The White House remains in full campaign mode every minute. Events such as a swine flu epidemic are unpredictable. Distractions, such as an ill-advised fly-over photo shoot, can needlessly divert focus. It has been clear from the earliest days of his campaign that Barack Obama is all about focus and discipline.

President Obama once noted, in a written greeting to a twelve-year-old admirer, "Dream big dreams." He was obviously speaking from personal experience. President Obama gives a lot of thought to everything he does, including enacting an unprecedented economic stimulus package, while at the same time connecting it to initiatives in health care, education, energy and the environment. He knows that these are the pain points for all Americans. And President Obama has promises to keep.

It is no mystery why the President remains popular with the American people. His approval rating is above 60%, and more than 80% of all Americans say they like the President. The fact is, the President is likable, and even most of his opponents agree with that. President Obama is a cool operator who is seldom ruffled. More importantly, he is a great listener and he is willing to own up to his mistakes, such as the Daschle and Richardson nominations. President Obama knows that in the Internet era even one misstep can have disastrous consequences if it is not well managed.

President Obama is also strengthened by the near collapse of the Republican Party. Today about 21% of all Americans identify themselves as Republicans. And, as the defection of long time Republican moderate Senator Arlen Specter indicates, the party consists mainly of conservatives. The old Reagan coalition is gone. Instead, Republicans have become the party of no ideas and brickbats from Dick Cheney, Karl Rove, Sean Hannity and Rush Limbaugh. What happened to "a kinder, gentler nation?" No wonder this country is so polarized.

Meanwhile, the new American President has taken the world by storm. His trips to the G-20, France and Turkey were public relations successes, and signaled a new approach from Washington. The same can be said for his later visits to Mexico and the Caribbean.

So it's 100 days down and about 1360 days to go to the end of President Barack Obama's first term. Between now and then his challenges are enormous. Can the banking problem be solved? Will the stimulus package succeed? Will these humongous deficits lead to inflation? When will unemployment go down? Can GM and Chrysler survive? Can our troops safely disengage from Iraq? Will the U.S. troop buildup in Afghanistan be successful and what is the end game? What about Iran?

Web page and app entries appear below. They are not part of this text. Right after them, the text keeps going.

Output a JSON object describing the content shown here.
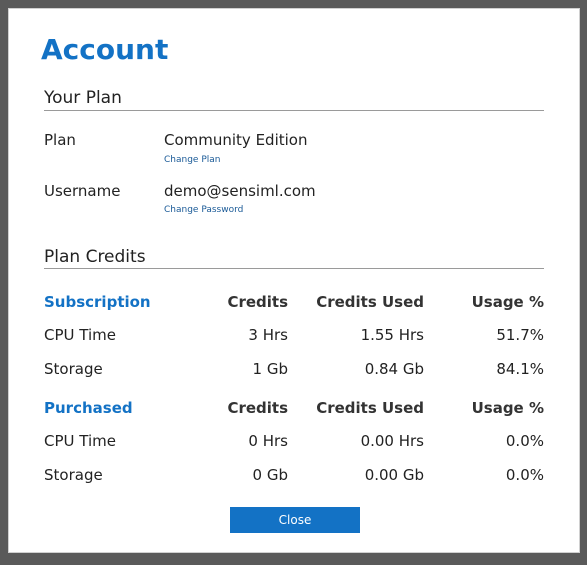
{
  "dialog": {
    "title": "Account",
    "your_plan": {
      "heading": "Your Plan",
      "plan_label": "Plan",
      "plan_value": "Community Edition",
      "change_plan": "Change Plan",
      "username_label": "Username",
      "username_value": "demo@sensiml.com",
      "change_password": "Change Password"
    },
    "plan_credits": {
      "heading": "Plan Credits",
      "subscription": {
        "headers": [
          "Subscription",
          "Credits",
          "Credits Used",
          "Usage %"
        ],
        "rows": [
          [
            "CPU Time",
            "3 Hrs",
            "1.55 Hrs",
            "51.7%"
          ],
          [
            "Storage",
            "1 Gb",
            "0.84 Gb",
            "84.1%"
          ]
        ]
      },
      "purchased": {
        "headers": [
          "Purchased",
          "Credits",
          "Credits Used",
          "Usage %"
        ],
        "rows": [
          [
            "CPU Time",
            "0 Hrs",
            "0.00 Hrs",
            "0.0%"
          ],
          [
            "Storage",
            "0 Gb",
            "0.00 Gb",
            "0.0%"
          ]
        ]
      }
    },
    "close_label": "Close"
  }
}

Senator Barack Obama ran as the candidate for change. And, just as President Obama has changed attitudes toward America throughout the world, today more African Americans are hopeful about their future than ever before.

The twelve-year-old admirer I mentioned earlier is my daughter. I am hopeful that President Barack Obama is successful in restoring the American economy and preserving this nation's security. You see, I also want my daughter to dream big dreams.